== TASK DETAILS ==
Nothing left out, nothing added: return the full set of records.

== DATASET EXTRACT ==
'''

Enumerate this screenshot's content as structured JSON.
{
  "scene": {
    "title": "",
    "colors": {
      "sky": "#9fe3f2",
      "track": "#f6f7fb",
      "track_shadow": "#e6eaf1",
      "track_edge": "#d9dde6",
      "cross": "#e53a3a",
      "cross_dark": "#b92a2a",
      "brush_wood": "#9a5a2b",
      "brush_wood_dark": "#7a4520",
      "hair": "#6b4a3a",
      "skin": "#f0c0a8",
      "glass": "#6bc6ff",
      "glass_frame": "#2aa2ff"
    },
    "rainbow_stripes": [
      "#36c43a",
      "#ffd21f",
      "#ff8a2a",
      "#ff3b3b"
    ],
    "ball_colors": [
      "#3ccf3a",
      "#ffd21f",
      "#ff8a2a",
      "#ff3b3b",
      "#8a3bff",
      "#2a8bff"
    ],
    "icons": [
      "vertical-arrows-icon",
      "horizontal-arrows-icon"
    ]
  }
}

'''

== EXERCISE OUTPUT ==
Enumerate this screenshot's content as structured JSON.
{
  "scene": {
    "title": "",
    "colors": {
      "sky": "#9fe3f2",
      "track": "#f6f7fb",
      "track_shadow": "#e6eaf1",
      "track_edge": "#d9dde6",
      "cross": "#e53a3a",
      "cross_dark": "#b92a2a",
      "brush_wood": "#9a5a2b",
      "brush_wood_dark": "#7a4520",
      "hair": "#6b4a3a",
      "skin": "#f0c0a8",
      "glass": "#6bc6ff",
      "glass_frame": "#2aa2ff"
    },
    "rainbow_stripes": [
      "#36c43a",
      "#ffd21f",
      "#ff8a2a",
      "#ff3b3b"
    ],
    "ball_colors": [
      "#3ccf3a",
      "#ffd21f",
      "#ff8a2a",
      "#ff3b3b",
      "#8a3bff",
      "#2a8bff"
    ],
    "icons": [
      "vertical-arrows-icon",
      "horizontal-arrows-icon"
    ]
  }
}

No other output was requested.